“Savarkar’s brother sought Gandhi’s advice.... It is shocking that lies are being invented by top BJP ministers by invoking the name of Gandhi to cover up the truth that Savarkar submitted not one but six mercy petitions to the British authorities for his release from the Cellular Jail.
“In fact, on 26th May 1920, Gandhi wrote an article, ‘Savarkar Brothers’, in Young India and referred to their written statement that they never wanted independence from British rule and so based on that statement Gandhi pleaded for their release.”
In the Young India article, Gandhi wrote: “Both these brothers have declared their political opinions and both have stated that they do not entertain any revolutionary ideas and that if they were set free they would like to work under the Reforms Act….

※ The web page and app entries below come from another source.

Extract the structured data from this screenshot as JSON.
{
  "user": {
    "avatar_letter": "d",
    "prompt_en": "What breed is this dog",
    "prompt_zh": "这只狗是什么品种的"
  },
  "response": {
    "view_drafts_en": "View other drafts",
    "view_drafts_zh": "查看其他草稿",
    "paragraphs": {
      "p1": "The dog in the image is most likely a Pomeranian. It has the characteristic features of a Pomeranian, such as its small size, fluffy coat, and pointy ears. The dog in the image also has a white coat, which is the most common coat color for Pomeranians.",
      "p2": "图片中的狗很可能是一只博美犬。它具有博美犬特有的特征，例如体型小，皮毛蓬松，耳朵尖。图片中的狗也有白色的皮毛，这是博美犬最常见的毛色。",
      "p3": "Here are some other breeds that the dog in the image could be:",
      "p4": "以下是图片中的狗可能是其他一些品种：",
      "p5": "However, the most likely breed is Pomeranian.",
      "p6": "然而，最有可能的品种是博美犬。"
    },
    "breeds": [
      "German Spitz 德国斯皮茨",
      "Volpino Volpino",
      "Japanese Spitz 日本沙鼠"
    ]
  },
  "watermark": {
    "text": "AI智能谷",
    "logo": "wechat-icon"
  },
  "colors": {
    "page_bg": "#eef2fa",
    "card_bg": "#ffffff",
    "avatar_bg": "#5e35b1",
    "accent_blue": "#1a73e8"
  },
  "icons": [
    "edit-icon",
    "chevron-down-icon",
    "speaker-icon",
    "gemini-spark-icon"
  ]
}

“They both state unequivocally that they do not desire independence from the British connection. On the contrary, they feel that India’s destiny can be best worked out in association with the British. Nobody has questioned their honour or their honesty, and in my opinion the published expression of their views ought to be taken at its face value.”

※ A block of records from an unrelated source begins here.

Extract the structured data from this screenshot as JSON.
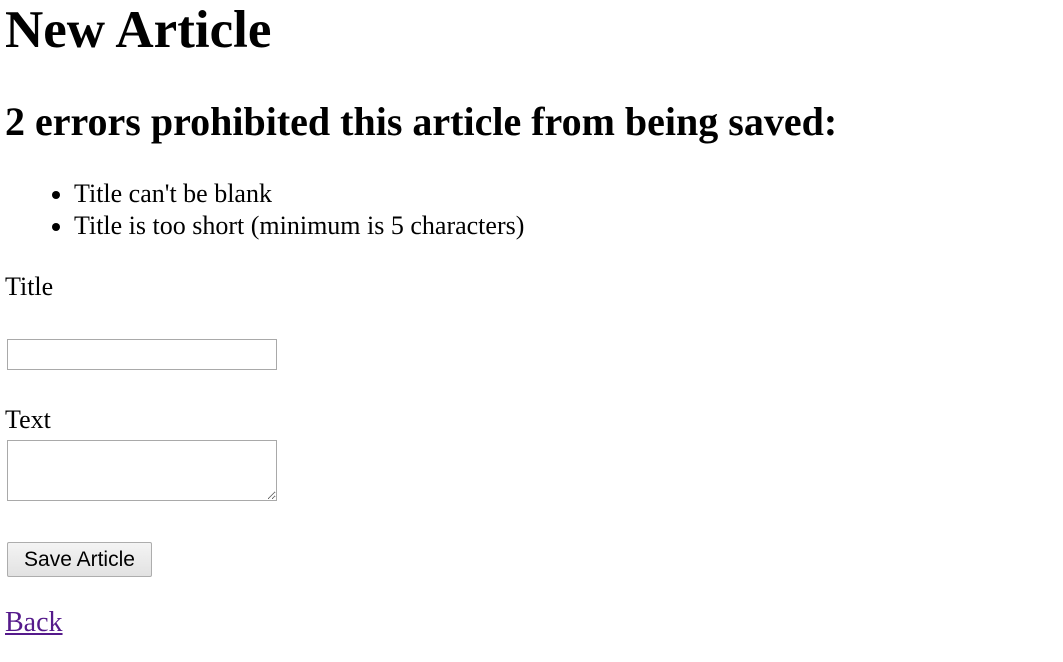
{
  "page": {
    "heading": "New Article"
  },
  "error_explanation": {
    "heading": "2 errors prohibited this article from being saved:",
    "messages": [
      "Title can't be blank",
      "Title is too short (minimum is 5 characters)"
    ]
  },
  "form": {
    "title_label": "Title",
    "title_value": "",
    "text_label": "Text",
    "text_value": "",
    "submit_label": "Save Article"
  },
  "footer": {
    "back_link": "Back"
  },
  "colors": {
    "link_visited": "#551a8b",
    "input_border": "#a9a9a9"
  }
}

Although aware of the Right-wing ecosystem’s strategy of diverting attention from bread-and-butter issues by making controversial comments, Rajnath’s statement was not something the Opposition could have left unchallenged.
“Rajnath Singh-ji is amongst the few sober & dignified voices in Modi Sarkar. But he doesn’t seem to be free of RSS habit of rewriting history. He has given a twist to what Gandhi actually wrote on Jan 25 1920. Here is that letter to Savarkar’s brother,” tweeted Jairam Ramesh of the Congress with an image of the January 25, 1920, document.

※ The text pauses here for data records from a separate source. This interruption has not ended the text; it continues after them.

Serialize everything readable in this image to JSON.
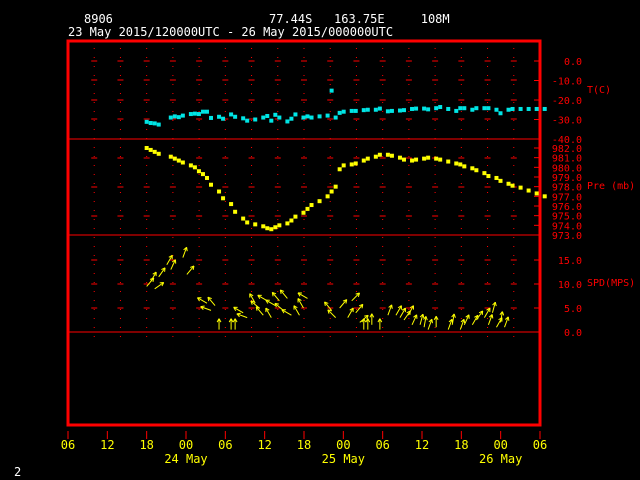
{
  "header": {
    "station_id": "8906",
    "location": "77.44S   163.75E     108M",
    "period": "23 May 2015/120000UTC - 26 May 2015/000000UTC"
  },
  "footer": {
    "page_number": "2"
  },
  "colors": {
    "frame": "#ff0000",
    "text_labels": "#ff0000",
    "header_text": "#ffffff",
    "temperature": "#00e5e5",
    "pressure": "#ffff00",
    "wind": "#ffff00"
  },
  "chart_data": [
    {
      "type": "scatter",
      "name": "temperature",
      "ylabel": "T(C)",
      "ylim": [
        -40,
        10
      ],
      "yticks": [
        0,
        -10,
        -20,
        -30,
        -40
      ],
      "ytick_labels": [
        "0.0",
        "-10.0",
        "-20.0",
        "-30.0",
        "-40.0"
      ],
      "x_hours": [
        0,
        1,
        2,
        3,
        6,
        7,
        8,
        9,
        11,
        12,
        13,
        14,
        15,
        16,
        18,
        19,
        21,
        22,
        24,
        25,
        27,
        29,
        30,
        31,
        32,
        33,
        35,
        36,
        37,
        39,
        40,
        41,
        43,
        45,
        46,
        47,
        48,
        49,
        51,
        52,
        54,
        55,
        57,
        58,
        60,
        61,
        63,
        64,
        66,
        67,
        69,
        70,
        72,
        73,
        75,
        77,
        78,
        79,
        81,
        82,
        84,
        85,
        87,
        88,
        90,
        91,
        93,
        95,
        97,
        99
      ],
      "values": [
        -31.2,
        -31.8,
        -32.0,
        -32.6,
        -29.0,
        -28.4,
        -28.8,
        -28.0,
        -27.2,
        -27.0,
        -27.2,
        -26.0,
        -26.0,
        -29.2,
        -28.6,
        -29.6,
        -27.4,
        -28.6,
        -29.4,
        -30.6,
        -30.0,
        -29.0,
        -28.2,
        -30.6,
        -27.6,
        -29.0,
        -31.0,
        -29.6,
        -27.4,
        -29.0,
        -28.4,
        -29.0,
        -28.4,
        -28.0,
        -15.2,
        -29.0,
        -26.6,
        -26.0,
        -25.6,
        -25.6,
        -25.2,
        -25.0,
        -25.0,
        -24.4,
        -25.8,
        -25.6,
        -25.4,
        -25.2,
        -24.6,
        -24.4,
        -24.4,
        -24.8,
        -24.2,
        -23.6,
        -24.6,
        -25.6,
        -24.2,
        -24.2,
        -25.0,
        -24.2,
        -24.2,
        -24.2,
        -25.0,
        -26.8,
        -25.0,
        -24.6,
        -24.6,
        -24.6,
        -24.6,
        -24.6
      ]
    },
    {
      "type": "scatter",
      "name": "pressure",
      "ylabel": "Pre (mb)",
      "ylim": [
        973,
        982
      ],
      "yticks": [
        982,
        981,
        980,
        979,
        978,
        977,
        976,
        975,
        974,
        973
      ],
      "ytick_labels": [
        "982.0",
        "981.0",
        "980.0",
        "979.0",
        "978.0",
        "977.0",
        "976.0",
        "975.0",
        "974.0",
        "973.0"
      ],
      "x_hours": [
        0,
        1,
        2,
        3,
        6,
        7,
        8,
        9,
        11,
        12,
        13,
        14,
        15,
        16,
        18,
        19,
        21,
        22,
        24,
        25,
        27,
        29,
        30,
        31,
        32,
        33,
        35,
        36,
        37,
        39,
        40,
        41,
        43,
        45,
        46,
        47,
        48,
        49,
        51,
        52,
        54,
        55,
        57,
        58,
        60,
        61,
        63,
        64,
        66,
        67,
        69,
        70,
        72,
        73,
        75,
        77,
        78,
        79,
        81,
        82,
        84,
        85,
        87,
        88,
        90,
        91,
        93,
        95,
        97,
        99
      ],
      "values": [
        982.0,
        981.8,
        981.6,
        981.4,
        981.1,
        980.9,
        980.7,
        980.5,
        980.2,
        980.0,
        979.6,
        979.3,
        978.9,
        978.2,
        977.5,
        976.8,
        976.2,
        975.4,
        974.7,
        974.3,
        974.1,
        973.9,
        973.7,
        973.6,
        973.8,
        974.0,
        974.2,
        974.5,
        974.9,
        975.3,
        975.7,
        976.1,
        976.5,
        977.0,
        977.5,
        978.0,
        979.8,
        980.2,
        980.3,
        980.4,
        980.7,
        980.9,
        981.1,
        981.3,
        981.3,
        981.2,
        981.0,
        980.8,
        980.7,
        980.8,
        980.9,
        981.0,
        980.9,
        980.8,
        980.6,
        980.4,
        980.3,
        980.1,
        979.9,
        979.7,
        979.4,
        979.1,
        978.9,
        978.6,
        978.3,
        978.1,
        977.9,
        977.6,
        977.3,
        977.0
      ]
    },
    {
      "type": "scatter",
      "name": "wind",
      "ylabel": "SPD(MPS)",
      "ylim": [
        0,
        15
      ],
      "yticks": [
        15,
        10,
        5,
        0
      ],
      "ytick_labels": [
        "15.0",
        "10.0",
        "5.0",
        "0.0"
      ],
      "x_hours": [
        0,
        1,
        2,
        3,
        5,
        6,
        9,
        10,
        15,
        16,
        17,
        18,
        21,
        22,
        24,
        25,
        27,
        28,
        29,
        30,
        31,
        32,
        33,
        34,
        35,
        36,
        38,
        39,
        40,
        46,
        47,
        48,
        50,
        51,
        52,
        53,
        54,
        55,
        56,
        58,
        60,
        62,
        63,
        64,
        65,
        66,
        68,
        69,
        70,
        72,
        75,
        76,
        78,
        79,
        81,
        82,
        84,
        85,
        86,
        87,
        88,
        89
      ],
      "speed_mps": [
        9.5,
        10.5,
        9.0,
        11.5,
        14.0,
        13.0,
        15.5,
        12.0,
        6.0,
        4.5,
        5.5,
        0.5,
        0.5,
        0.5,
        4.0,
        3.0,
        6.0,
        5.0,
        3.5,
        6.5,
        3.0,
        5.5,
        6.5,
        4.5,
        7.0,
        3.5,
        3.5,
        5.0,
        7.0,
        4.5,
        3.0,
        5.0,
        3.0,
        6.5,
        4.0,
        2.0,
        0.5,
        0.5,
        1.5,
        0.5,
        3.5,
        3.5,
        3.0,
        2.5,
        3.5,
        1.5,
        1.5,
        1.0,
        0.5,
        1.0,
        0.5,
        1.5,
        0.5,
        1.5,
        1.5,
        2.5,
        3.0,
        1.5,
        4.0,
        1.0,
        2.0,
        1.0
      ],
      "arrow_direction_deg": [
        40,
        30,
        55,
        35,
        30,
        25,
        20,
        40,
        300,
        290,
        320,
        0,
        0,
        0,
        300,
        290,
        330,
        310,
        320,
        300,
        330,
        300,
        320,
        310,
        320,
        300,
        330,
        330,
        300,
        320,
        315,
        40,
        30,
        45,
        40,
        50,
        0,
        0,
        0,
        0,
        20,
        30,
        30,
        35,
        30,
        25,
        15,
        10,
        20,
        0,
        20,
        10,
        20,
        25,
        30,
        35,
        30,
        20,
        15,
        30,
        10,
        20
      ],
      "note": ""
    }
  ],
  "x_axis": {
    "range_hours": [
      -6,
      102
    ],
    "tick_hours": [
      -6,
      0,
      6,
      12,
      18,
      24,
      30,
      36,
      42,
      48,
      54,
      60,
      66,
      72,
      78,
      84,
      90,
      96,
      102
    ],
    "tick_labels": [
      "06",
      "12",
      "18",
      "00",
      "06",
      "12",
      "18",
      "00",
      "06",
      "12",
      "18",
      "00",
      "06"
    ],
    "date_labels": [
      "24 May",
      "25 May",
      "26 May"
    ]
  }
}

BJP parliamentarian Rakesh Sinha tweeted: “Congress opposes Savarkar ji who never integrated with British administration and exhibited the highest sacrifice for the Mother land. However, some people had regular dining at Mountbatten’s home!”
AIMIM parliamentarian Asaduddin Owaisi posted Gandhi’s reply to N.D. Savarkar and asked: “Sir @rajnathsingh you said that Savarkar’s grovelling mercy petitions were on Gandhi’s advise (sic). 1. Here’s the letter to Savarkar from Gandhi. No mention of petition to British begging for leniency, mercy & promising to be a faithful servant of the crown....”
Later, Owaisi told news agency ANI: “They (BJP) are presenting distorted history. If this continues, they will remove Mahatma Gandhi and make Savarkar, who was accused of the murder of Mahatma Gandhi and was pronounced complicit in the inquiry of Justice Jeevan Lal Kapur, the Father of the Nation.”
Savarkar’s grandson Ranjit Savarkar said a single person like Gandhi cannot be called the Father of the Nation.
“Thousands of people have contributed towards the creation of this nation which has a history of more than 5,000 years. I don’t think Mahatma Gandhi is the Father of the Nation,” he told reporters in Mumbai, a PTI report said.